“Hong Kong was the place where we originally wanted to open an office in Asia,” Christophe Deloire, the group’s secretary general, said in an email, adding, “It is not so easy now to run activities from there.”

Mr. Deloire said that the Paris-based organization, also known as Reporters Sans Frontières, decided against Hong Kong because of “a lack of legal certainty for our entity and activities.” He also cited the possibility that staff members would be put under surveillance.

The announcement is a reversal of fortune for both Hong Kong and Taiwan. When Reporters Without Borders was founded in 1985, Hong Kong was a British colony with a high degree of press freedom, while Taiwan was at the tail end of four decades of martial law.

Taiwan began its democratic transformation in the 1990s and now ranks 51st globally for press freedom, according to Reporters Without Borders. Hong Kong, a semiautonomous Chinese city, is 69th, while China is 176th.

“I don’t blame Reporters Without Borders for jilting Hong Kong,” said Claudia Mo, a Hong Kong legislator who was a journalist before entering government. Ms. Mo said that before returning to Chinese control in 1997, Hong Kong had led Asia in press freedom, but that under Chinese sovereignty, “it’s been going downhill.”

Mak Yin-ting, the former chairwoman of the Hong Kong Journalists Association and a member of its press freedom subcommittee, said that conditions had worsened under Hong Kong’s leader, Leung Chun-ying, who will step down on July 1.

Self-censorship, government manipulation and pressure from pro-Beijing media owners were cited by journalists as the main challenges in a recent survey by the association, Ms. Mak said. More than 70 percent of journalists polled said they thought press freedom had deteriorated in Hong Kong over the past year.

Neither Ms. Mak nor Ms. Mo expects things to improve under Mr. Leung’s successor, Carrie Lam, who was chosen by a committee dominated by people with close ties to Beijing. Ms. Lam has said she will uphold press freedoms in Hong Kong.

Taiwan, a self-ruled, democratic island, is also feeling pressure from China, which considers it a breakaway province.

“The main threat to media freedom comes from China, which has been exerting growing economic and political pressure on the Taiwanese media,” Taiwan’s profile on Reporters Without Borders’ website said.

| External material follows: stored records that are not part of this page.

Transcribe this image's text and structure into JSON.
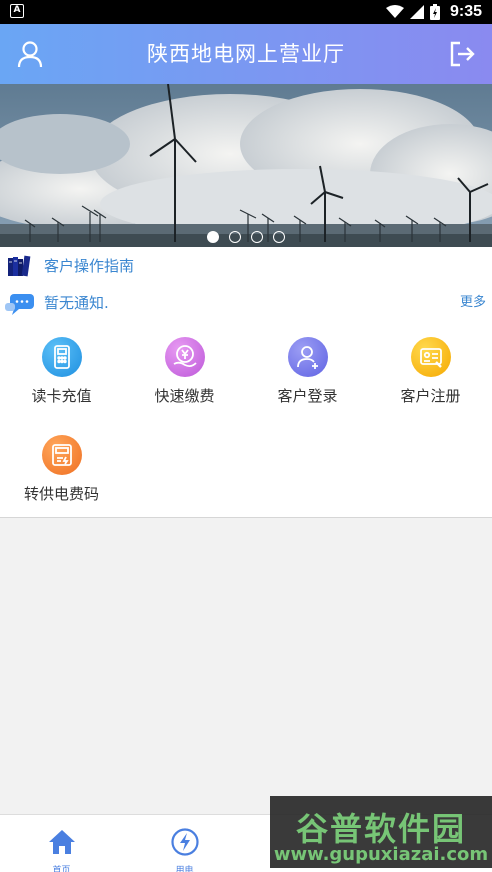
{
  "status_bar": {
    "time": "9:35",
    "left_icon": "A"
  },
  "header": {
    "title": "陕西地电网上营业厅",
    "left_icon": "user-icon",
    "right_icon": "logout-icon"
  },
  "banner": {
    "image": "wind-turbines-under-clouds",
    "slide_count": 4,
    "active_slide": 1
  },
  "guide": {
    "label": "客户操作指南",
    "icon": "books-icon"
  },
  "notice": {
    "label": "暂无通知.",
    "more_label": "更多",
    "icon": "chat-bubble-icon"
  },
  "menu": {
    "items": [
      {
        "label": "读卡充值",
        "icon": "card-reader-icon",
        "color": "#1e9be8"
      },
      {
        "label": "快速缴费",
        "icon": "yuan-pay-icon",
        "color": "#c46adf"
      },
      {
        "label": "客户登录",
        "icon": "user-add-icon",
        "color": "#6f73ea"
      },
      {
        "label": "客户注册",
        "icon": "id-card-icon",
        "color": "#f7b000"
      },
      {
        "label": "转供电费码",
        "icon": "meter-icon",
        "color": "#f27a2e"
      }
    ]
  },
  "bottom_nav": {
    "items": [
      {
        "label": "首页",
        "icon": "home-icon"
      },
      {
        "label": "用电",
        "icon": "lightning-icon"
      }
    ]
  },
  "watermark": {
    "title": "谷普软件园",
    "url": "www.gupuxiazai.com"
  }
}
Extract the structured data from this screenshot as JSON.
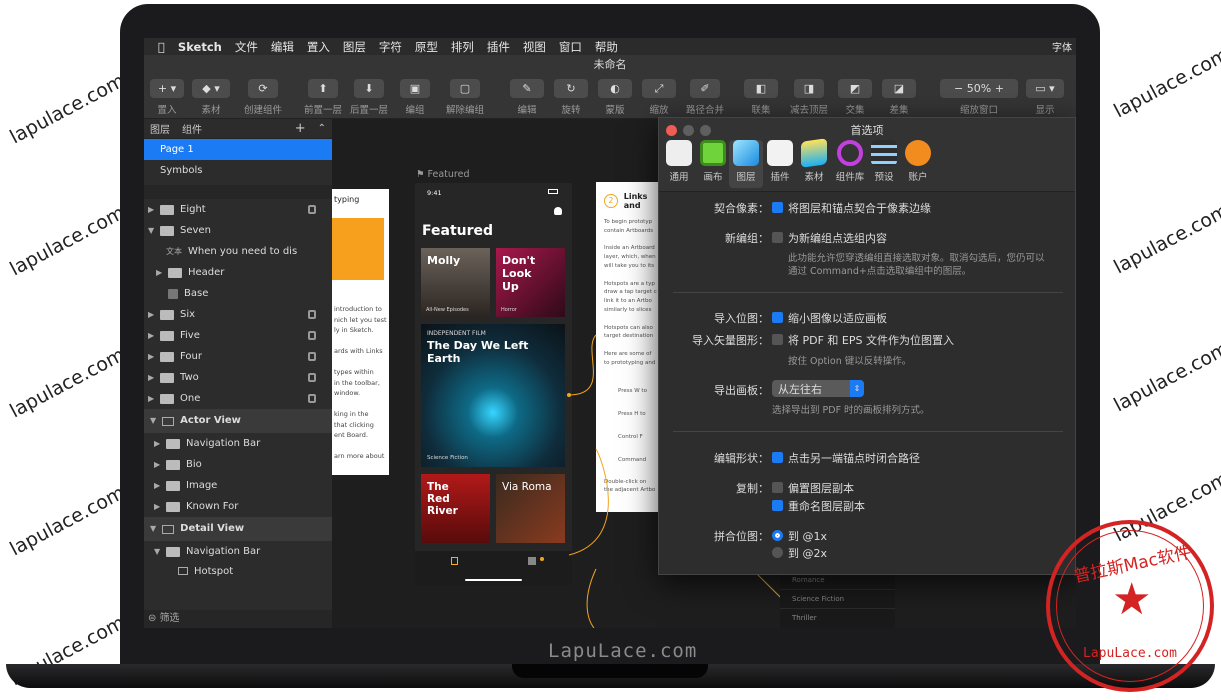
{
  "watermarks": [
    "lapulace.com",
    "lapulace.com",
    "lapulace.com",
    "lapulace.com",
    "lapulace.com",
    "lapulace.com",
    "lapulace.com",
    "lapulace.com",
    "lapulace.com"
  ],
  "brand": "LapuLace.com",
  "menubar": {
    "app": "Sketch",
    "items": [
      "文件",
      "编辑",
      "置入",
      "图层",
      "字符",
      "原型",
      "排列",
      "插件",
      "视图",
      "窗口",
      "帮助"
    ],
    "right": "字体"
  },
  "window_title": "未命名",
  "toolbar": {
    "insert": "置入",
    "material": "素材",
    "create_component": "创建组件",
    "bring_forward": "前置一层",
    "send_backward": "后置一层",
    "group": "编组",
    "ungroup": "解除编组",
    "edit": "编辑",
    "rotate": "旋转",
    "mask": "蒙版",
    "scale": "缩放",
    "flatten": "路径合并",
    "union": "联集",
    "subtract": "减去顶层",
    "intersect": "交集",
    "difference": "差集",
    "zoom_value": "50%",
    "zoom_label": "缩放窗口",
    "display": "显示"
  },
  "sidebar": {
    "tab_layers": "图层",
    "tab_components": "组件",
    "pages": [
      "Page 1",
      "Symbols"
    ],
    "layers": [
      {
        "name": "Eight",
        "lock": true
      },
      {
        "name": "Seven",
        "lock": false
      },
      {
        "name": "When you need to dis",
        "prefix": "文本",
        "lock": false
      },
      {
        "name": "Header",
        "lock": false
      },
      {
        "name": "Base",
        "lock": false
      },
      {
        "name": "Six",
        "lock": true
      },
      {
        "name": "Five",
        "lock": true
      },
      {
        "name": "Four",
        "lock": true
      },
      {
        "name": "Two",
        "lock": true
      },
      {
        "name": "One",
        "lock": true
      }
    ],
    "actor_view": "Actor View",
    "actor_children": [
      "Navigation Bar",
      "Bio",
      "Image",
      "Known For"
    ],
    "detail_view": "Detail View",
    "detail_children": [
      "Navigation Bar",
      "Hotspot"
    ],
    "filter": "筛选"
  },
  "canvas": {
    "artboard_label": "Featured",
    "status_time": "9:41",
    "featured_title": "Featured",
    "cards": [
      {
        "title": "Molly",
        "sub": "All-New Episodes"
      },
      {
        "title": "Don't Look Up",
        "sub": "Horror"
      }
    ],
    "hero_kicker": "INDEPENDENT FILM",
    "hero_title": "The Day We Left Earth",
    "hero_sub": "Science Fiction",
    "bottom_cards": [
      {
        "title": "The Red River"
      },
      {
        "title": "Via Roma"
      }
    ],
    "left_art_title": "typing",
    "left_art_text": [
      "introduction to",
      "nich let you test",
      "ly in Sketch.",
      "",
      "ards with Links",
      "",
      "types within",
      "in the toolbar,",
      "window.",
      "",
      "king in the",
      "that clicking",
      "ent Board.",
      "",
      "arn more about"
    ],
    "right_art_title": "Links and",
    "right_art_lines": [
      "To begin prototyp",
      "contain Artboards",
      "",
      "Inside an Artboard",
      "layer, which, when",
      "will take you to its",
      "",
      "Hotspots are a typ",
      "draw a tap target c",
      "link it to an Artbo",
      "similarly to slices",
      "",
      "Hotspots can also",
      "target destination",
      "",
      "Here are some of",
      "to prototyping and"
    ],
    "shortcuts": [
      "Press W to",
      "Press H to",
      "Control F",
      "Command"
    ],
    "right_bottom": [
      "Double-click on",
      "the adjacent Artbo"
    ],
    "genres": [
      "Romance",
      "Science Fiction",
      "Thriller"
    ]
  },
  "prefs": {
    "title": "首选项",
    "tabs": [
      "通用",
      "画布",
      "图层",
      "插件",
      "素材",
      "组件库",
      "预设",
      "账户"
    ],
    "snap_label": "契合像素：",
    "snap_text": "将图层和锚点契合于像素边缘",
    "newgroup_label": "新编组：",
    "newgroup_text": "为新编组点选组内容",
    "newgroup_hint1": "此功能允许您穿透编组直接选取对象。取消勾选后，您仍可以",
    "newgroup_hint2": "通过 Command+点击选取编组中的图层。",
    "import_bitmap_label": "导入位图：",
    "import_bitmap_text": "缩小图像以适应画板",
    "import_vector_label": "导入矢量图形：",
    "import_vector_text": "将 PDF 和 EPS 文件作为位图置入",
    "import_vector_hint": "按住 Option 键以反转操作。",
    "export_label": "导出画板：",
    "export_value": "从左往右",
    "export_hint": "选择导出到 PDF 时的画板排列方式。",
    "edit_shape_label": "编辑形状：",
    "edit_shape_text": "点击另一端锚点时闭合路径",
    "dup_label": "复制：",
    "dup_offset": "偏置图层副本",
    "dup_rename": "重命名图层副本",
    "flatten_label": "拼合位图：",
    "flatten_1x": "到 @1x",
    "flatten_2x": "到 @2x"
  },
  "stamp": {
    "top": "普拉斯Mac软件",
    "bottom": "LapuLace.com"
  }
}
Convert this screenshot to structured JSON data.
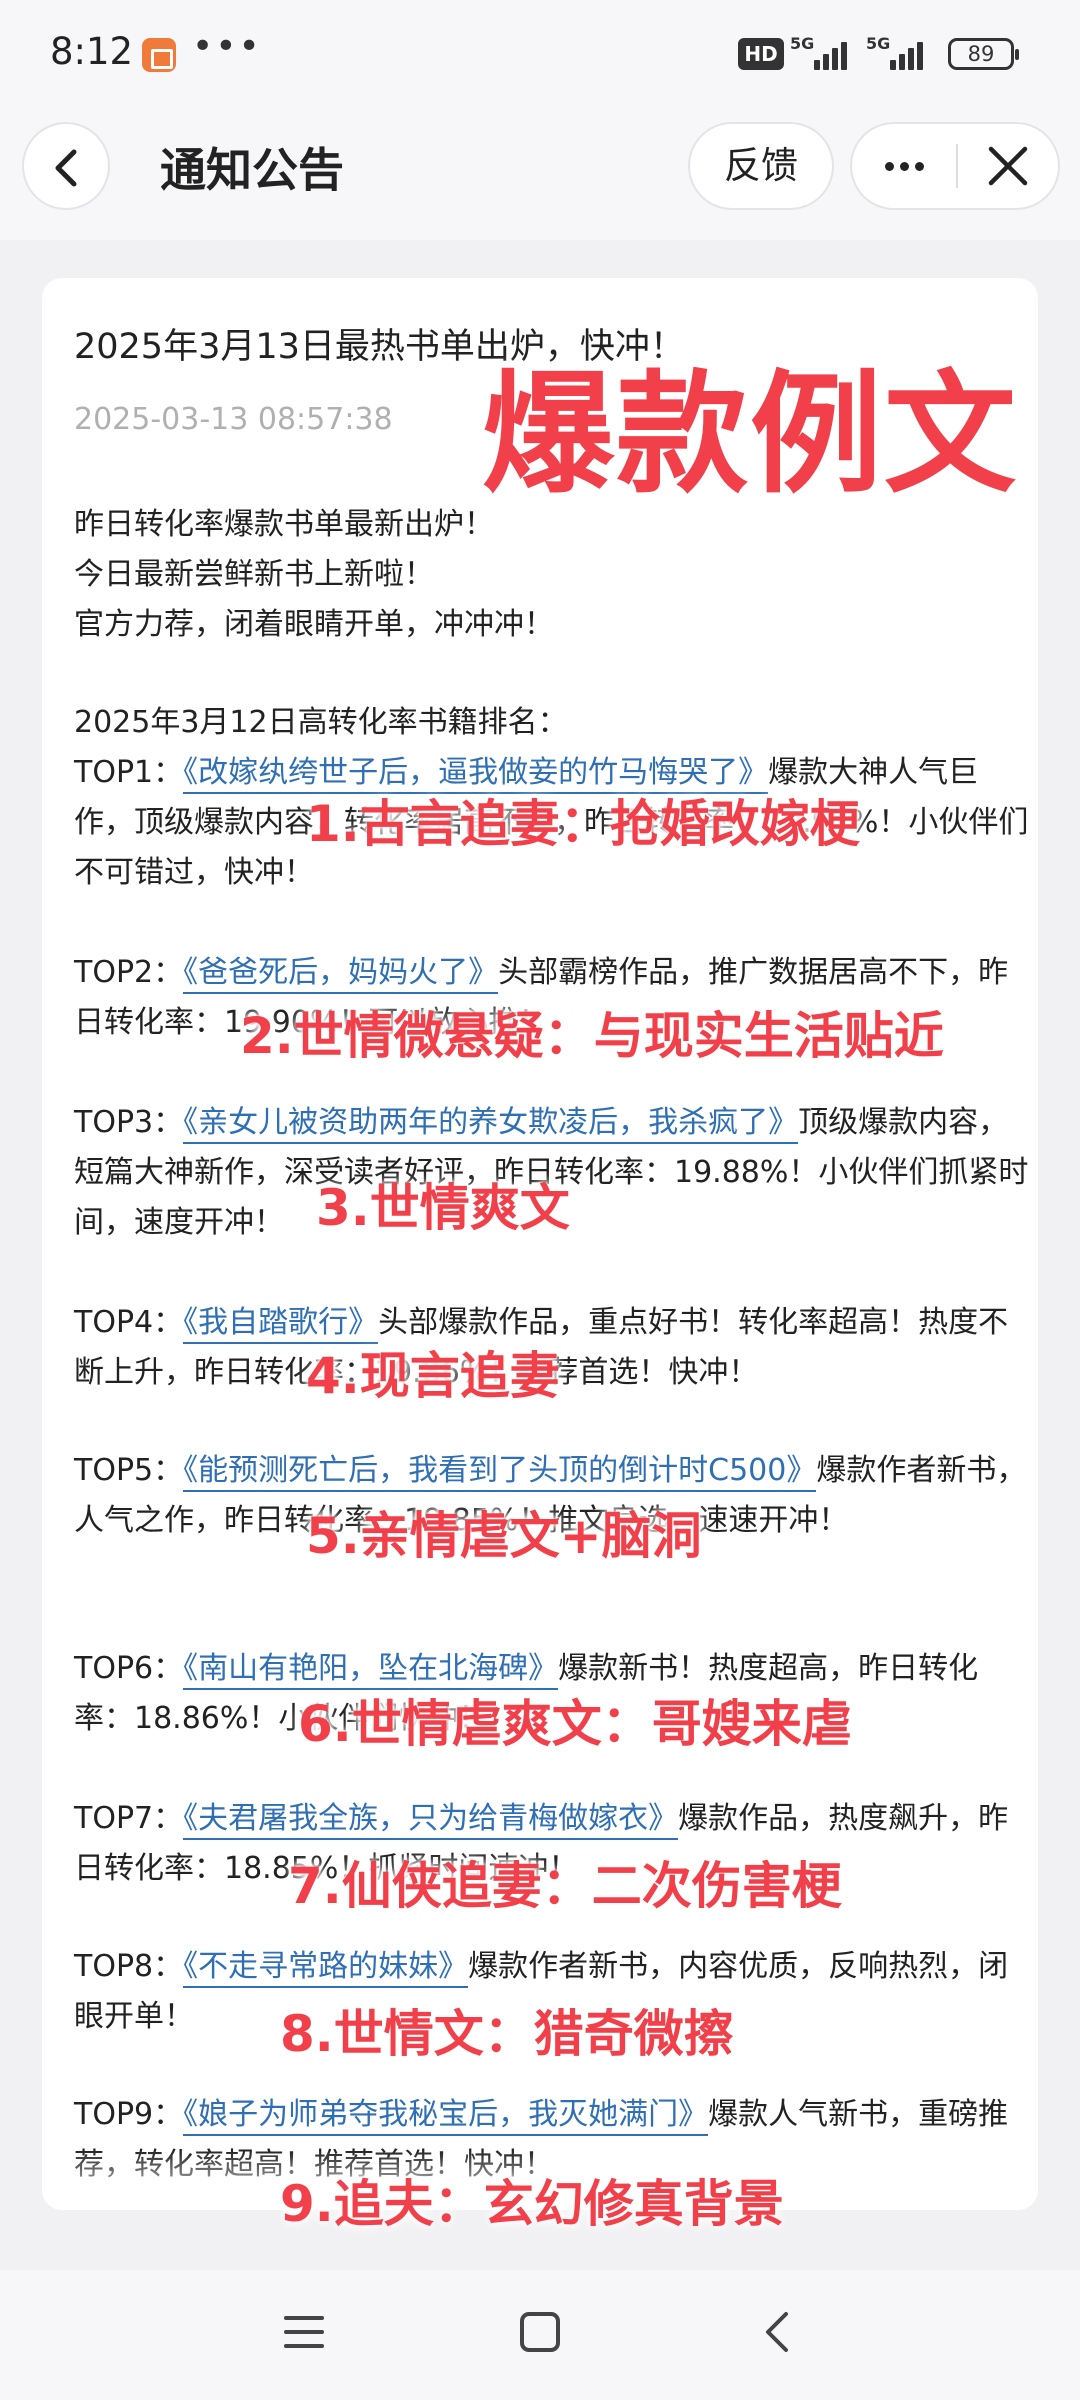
{
  "status_bar": {
    "time": "8:12",
    "dots": "•••",
    "hd": "HD",
    "network_1": "5G",
    "network_2": "5G",
    "battery": "89"
  },
  "header": {
    "title": "通知公告",
    "feedback_label": "反馈"
  },
  "article": {
    "title": "2025年3月13日最热书单出炉，快冲！",
    "date": "2025-03-13 08:57:38",
    "intro": [
      "昨日转化率爆款书单最新出炉！",
      "今日最新尝鲜新书上新啦！",
      "官方力荐，闭着眼睛开单，冲冲冲！"
    ],
    "ranking_heading": "2025年3月12日高转化率书籍排名：",
    "entries": [
      {
        "rank": "TOP1：",
        "book": "《改嫁纨绔世子后，逼我做妾的竹马悔哭了》",
        "desc": "爆款大神人气巨作，顶级爆款内容，转化率居高不下，昨日转化率：19.97%！小伙伴们不可错过，快冲！"
      },
      {
        "rank": "TOP2：",
        "book": "《爸爸死后，妈妈火了》",
        "desc": "头部霸榜作品，推广数据居高不下，昨日转化率：19.90%！可以放心推！"
      },
      {
        "rank": "TOP3：",
        "book": "《亲女儿被资助两年的养女欺凌后，我杀疯了》",
        "desc": "顶级爆款内容，短篇大神新作，深受读者好评，昨日转化率：19.88%！小伙伴们抓紧时间，速度开冲！"
      },
      {
        "rank": "TOP4：",
        "book": "《我自踏歌行》",
        "desc": "头部爆款作品，重点好书！转化率超高！热度不断上升，昨日转化率：19.86%！推荐首选！快冲！"
      },
      {
        "rank": "TOP5：",
        "book": "《能预测死亡后，我看到了头顶的倒计时C500》",
        "desc": "爆款作者新书，人气之作，昨日转化率：19.85%！推文良选，速速开冲！"
      },
      {
        "rank": "TOP6：",
        "book": "《南山有艳阳，坠在北海碑》",
        "desc": "爆款新书！热度超高，昨日转化率：18.86%！小伙伴们快冲！"
      },
      {
        "rank": "TOP7：",
        "book": "《夫君屠我全族，只为给青梅做嫁衣》",
        "desc": "爆款作品，热度飙升，昨日转化率：18.85%！抓紧时间速冲！"
      },
      {
        "rank": "TOP8：",
        "book": "《不走寻常路的妹妹》",
        "desc": "爆款作者新书，内容优质，反响热烈，闭眼开单！"
      },
      {
        "rank": "TOP9：",
        "book": "《娘子为师弟夺我秘宝后，我灭她满门》",
        "desc": "爆款人气新书，重磅推荐，转化率超高！推荐首选！快冲！"
      }
    ]
  },
  "overlays": {
    "headline": "爆款例文",
    "categories": [
      "1.古言追妻：抢婚改嫁梗",
      "2.世情微悬疑：与现实生活贴近",
      "3.世情爽文",
      "4.现言追妻",
      "5.亲情虐文+脑洞",
      "6.世情虐爽文：哥嫂来虐",
      "7.仙侠追妻：二次伤害梗",
      "8.世情文：猎奇微擦",
      "9.追夫：玄幻修真背景"
    ],
    "color": "#f2404b"
  },
  "colors": {
    "link": "#2f6fb6",
    "date": "#b0b0b0",
    "background": "#f1f1f3"
  }
}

For Taiwan, the group’s decision to set up in Taipei is a rare — and welcome — soft-power win. The bureau is scheduled to open in June.

“Because of difficulties owing to Taiwan’s diplomatic plight, strengthening ties with international NGOs that espouse universal values, such as R.S.F., will be a boost to Taiwan’s international participation,” said Hsu Kuo-yung, a spokesman for Taiwan’s government, referring to Reporters Without Borders using its initials in French.